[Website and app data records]
* * *
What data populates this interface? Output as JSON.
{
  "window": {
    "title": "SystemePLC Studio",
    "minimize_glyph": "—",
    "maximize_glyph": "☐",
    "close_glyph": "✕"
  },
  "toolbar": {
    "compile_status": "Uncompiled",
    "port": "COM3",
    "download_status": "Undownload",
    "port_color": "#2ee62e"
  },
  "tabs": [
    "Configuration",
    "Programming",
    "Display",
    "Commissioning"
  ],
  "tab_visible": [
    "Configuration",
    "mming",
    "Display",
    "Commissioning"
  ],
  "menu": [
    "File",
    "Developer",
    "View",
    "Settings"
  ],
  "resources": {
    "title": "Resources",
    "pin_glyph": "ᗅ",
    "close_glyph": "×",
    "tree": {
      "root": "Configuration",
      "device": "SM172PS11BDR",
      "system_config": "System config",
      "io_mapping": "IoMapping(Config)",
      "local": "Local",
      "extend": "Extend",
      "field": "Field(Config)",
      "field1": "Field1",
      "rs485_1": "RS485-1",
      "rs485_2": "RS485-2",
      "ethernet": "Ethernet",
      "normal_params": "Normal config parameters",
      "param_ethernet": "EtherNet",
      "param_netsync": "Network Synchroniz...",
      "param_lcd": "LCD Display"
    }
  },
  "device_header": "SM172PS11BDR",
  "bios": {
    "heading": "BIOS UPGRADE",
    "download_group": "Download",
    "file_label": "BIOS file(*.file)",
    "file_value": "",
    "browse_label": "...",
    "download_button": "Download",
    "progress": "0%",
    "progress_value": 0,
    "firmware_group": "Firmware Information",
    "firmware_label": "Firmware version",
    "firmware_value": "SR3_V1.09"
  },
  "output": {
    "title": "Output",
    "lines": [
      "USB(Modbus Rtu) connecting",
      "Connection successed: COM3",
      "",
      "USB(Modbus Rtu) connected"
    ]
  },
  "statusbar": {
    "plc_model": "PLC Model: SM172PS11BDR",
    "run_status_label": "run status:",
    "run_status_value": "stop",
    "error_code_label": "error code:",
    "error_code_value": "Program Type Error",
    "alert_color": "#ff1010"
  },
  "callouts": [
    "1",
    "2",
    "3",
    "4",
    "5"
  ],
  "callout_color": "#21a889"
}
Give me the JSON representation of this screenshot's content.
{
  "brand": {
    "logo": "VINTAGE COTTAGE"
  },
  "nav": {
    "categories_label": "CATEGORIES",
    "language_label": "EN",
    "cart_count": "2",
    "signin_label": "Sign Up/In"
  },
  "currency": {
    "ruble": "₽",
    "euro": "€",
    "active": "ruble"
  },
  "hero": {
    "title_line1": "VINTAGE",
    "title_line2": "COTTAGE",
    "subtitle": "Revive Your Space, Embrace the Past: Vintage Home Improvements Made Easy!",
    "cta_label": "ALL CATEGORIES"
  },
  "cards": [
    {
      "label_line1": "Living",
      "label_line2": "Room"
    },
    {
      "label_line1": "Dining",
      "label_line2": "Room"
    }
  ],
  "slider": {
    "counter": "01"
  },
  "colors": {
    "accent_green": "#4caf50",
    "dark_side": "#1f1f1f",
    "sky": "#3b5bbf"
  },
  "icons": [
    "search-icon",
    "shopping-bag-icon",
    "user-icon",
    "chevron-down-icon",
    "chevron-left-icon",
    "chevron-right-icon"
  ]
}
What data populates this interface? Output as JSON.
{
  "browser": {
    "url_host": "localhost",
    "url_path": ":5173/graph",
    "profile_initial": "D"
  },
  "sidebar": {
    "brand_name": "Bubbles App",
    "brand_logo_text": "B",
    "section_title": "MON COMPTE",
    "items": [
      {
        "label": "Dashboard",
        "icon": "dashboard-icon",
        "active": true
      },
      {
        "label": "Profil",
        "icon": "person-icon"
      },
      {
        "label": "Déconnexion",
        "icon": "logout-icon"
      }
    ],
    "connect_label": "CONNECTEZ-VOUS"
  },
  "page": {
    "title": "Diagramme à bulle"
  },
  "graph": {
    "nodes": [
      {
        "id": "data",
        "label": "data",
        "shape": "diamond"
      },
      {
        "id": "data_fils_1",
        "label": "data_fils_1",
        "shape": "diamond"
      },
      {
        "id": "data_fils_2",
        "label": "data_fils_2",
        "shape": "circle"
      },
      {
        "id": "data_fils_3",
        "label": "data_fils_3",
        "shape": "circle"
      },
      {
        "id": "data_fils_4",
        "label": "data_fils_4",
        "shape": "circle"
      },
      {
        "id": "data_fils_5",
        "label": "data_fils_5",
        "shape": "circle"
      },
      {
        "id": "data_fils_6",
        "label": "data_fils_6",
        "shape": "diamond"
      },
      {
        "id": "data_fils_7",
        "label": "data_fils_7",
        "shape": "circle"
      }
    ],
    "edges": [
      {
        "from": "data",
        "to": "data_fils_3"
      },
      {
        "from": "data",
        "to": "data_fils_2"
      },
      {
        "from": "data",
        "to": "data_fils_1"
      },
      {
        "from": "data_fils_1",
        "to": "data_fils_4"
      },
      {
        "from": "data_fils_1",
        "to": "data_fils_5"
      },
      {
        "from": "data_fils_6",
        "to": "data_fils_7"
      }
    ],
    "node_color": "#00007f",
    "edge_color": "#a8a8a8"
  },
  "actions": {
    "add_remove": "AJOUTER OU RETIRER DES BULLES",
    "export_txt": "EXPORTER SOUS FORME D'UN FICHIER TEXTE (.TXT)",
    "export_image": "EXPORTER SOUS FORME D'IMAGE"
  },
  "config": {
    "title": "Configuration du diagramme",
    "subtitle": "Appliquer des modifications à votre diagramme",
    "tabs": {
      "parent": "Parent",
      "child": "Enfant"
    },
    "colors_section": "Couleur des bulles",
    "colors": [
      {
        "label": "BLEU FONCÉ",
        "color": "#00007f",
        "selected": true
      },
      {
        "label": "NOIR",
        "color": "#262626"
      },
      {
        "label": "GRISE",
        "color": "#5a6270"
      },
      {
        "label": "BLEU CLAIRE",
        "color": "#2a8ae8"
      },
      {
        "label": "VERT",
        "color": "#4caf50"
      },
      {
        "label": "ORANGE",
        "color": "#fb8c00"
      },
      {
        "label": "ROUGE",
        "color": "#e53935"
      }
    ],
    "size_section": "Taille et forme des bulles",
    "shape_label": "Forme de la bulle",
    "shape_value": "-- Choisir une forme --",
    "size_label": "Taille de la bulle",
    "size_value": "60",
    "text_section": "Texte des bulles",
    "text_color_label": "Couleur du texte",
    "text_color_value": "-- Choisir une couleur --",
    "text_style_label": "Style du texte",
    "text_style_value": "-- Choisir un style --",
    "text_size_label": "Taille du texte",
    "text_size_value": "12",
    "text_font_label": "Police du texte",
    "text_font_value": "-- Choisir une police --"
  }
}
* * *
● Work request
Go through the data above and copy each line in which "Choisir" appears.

● Your solution
    "shape_value": "-- Choisir une forme --",
    "text_color_value": "-- Choisir une couleur --",
    "text_style_value": "-- Choisir un style --",
    "text_font_value": "-- Choisir une police --"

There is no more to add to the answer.